Envisioning a future at the branch that more resembles a visit to the Apple store than a credit union, they picture an experience where branch visitors take care of most of their everyday banking needs in a cafe-like setting. To this end, their new branch is noticeably missing teller lines. For more personalized services, such as applying for loans, tablet wielding member service reps would be able to dock with members to help them through more complicated processes.
By utilizing in-person experiences as an opportunity to demystify new digital products, GAFCU hopes to extend an olive branch to their “old school” members and encourage more multi-generational relationships. Mr. Vega outlined how GAFCU sees this approach playing out, “We look at that branch as sort of a training branch for those members that were hesitant to go online and do their banking remotely. But now, they’re actually coming into a branch where they have expert help next to them, and they can go on the iPad and learn how to do it. It might be a slow process at first, but I think eventually they’re gonna start saying, “I can do this from home. I can do this from my phone. I don’t necessarily have to go in!” So it sort of becomes a training space for the members that were hesitant to go into their remote capabilities. And they’re presented with a place where there are kiosks and iPads. They might be a little puzzled when they go in there, but I think with the guidance that’s being given to them there, they’re going to learn that it’s not that difficult and they could start doing this from wherever they are, anywhere in the country.”
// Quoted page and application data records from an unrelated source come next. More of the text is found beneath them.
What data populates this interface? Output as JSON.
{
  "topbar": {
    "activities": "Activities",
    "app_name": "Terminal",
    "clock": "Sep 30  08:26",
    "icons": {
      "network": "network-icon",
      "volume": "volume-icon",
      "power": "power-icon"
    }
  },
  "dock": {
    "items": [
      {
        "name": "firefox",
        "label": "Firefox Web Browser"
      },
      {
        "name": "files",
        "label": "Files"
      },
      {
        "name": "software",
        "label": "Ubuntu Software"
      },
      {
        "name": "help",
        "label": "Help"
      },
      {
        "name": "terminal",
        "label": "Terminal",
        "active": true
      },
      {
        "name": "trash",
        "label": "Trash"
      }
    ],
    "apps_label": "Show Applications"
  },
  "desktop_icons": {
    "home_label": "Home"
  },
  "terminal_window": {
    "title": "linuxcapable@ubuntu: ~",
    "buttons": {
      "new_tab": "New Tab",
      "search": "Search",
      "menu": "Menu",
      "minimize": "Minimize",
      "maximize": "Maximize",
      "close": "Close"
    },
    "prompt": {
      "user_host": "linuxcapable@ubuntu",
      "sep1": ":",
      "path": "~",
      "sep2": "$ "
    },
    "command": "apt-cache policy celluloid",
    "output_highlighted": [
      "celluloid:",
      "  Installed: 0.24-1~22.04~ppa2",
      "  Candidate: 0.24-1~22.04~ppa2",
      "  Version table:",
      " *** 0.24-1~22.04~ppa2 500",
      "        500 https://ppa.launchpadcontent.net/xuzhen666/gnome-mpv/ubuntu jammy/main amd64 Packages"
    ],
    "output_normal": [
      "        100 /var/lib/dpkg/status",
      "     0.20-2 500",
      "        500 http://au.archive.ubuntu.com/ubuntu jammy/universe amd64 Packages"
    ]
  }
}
Even outside the branch experience, Greater Alliance is seeing workflow improvements like the one they have with digital account opening starting to create more multi-generational experiences. Newer members to the credit union who’ve grown up digitally-native are attracted to streamlined processes like DAO and non-document based verification. Not only are these new members able to find the experiences they’ve come to expect, they’re also able to help existing members explore digital products with more confidence.
The next chapter of member-focused innovation
Looking forward, Glenn Guinto and the Greater Alliance team are confident that the transformation path they’re on will allow them to reinvest in their community for years to come. And because the GAFCU team knows who they are and agree about the mission driving their growth, it’s easier to see what the future could hold.
Speaking about Narmi’s role in their transformation, Glenn had this to share, “It’s exciting partnering with people who think like us, that are weird like us, but understand it! You know, it really is such a gratifying feeling because our previous partnerships weren’t like this. It’s like pulling teeth to get something accomplished. Granted, it’s still early, but I’m confident knowing the folks involved here. I think we’re in good hands. I think it’s a great partnership and I’m looking forward to growing together. I mean, like I said, you’ve already outpaced us with your growth. That’s nice to have a partner like that.”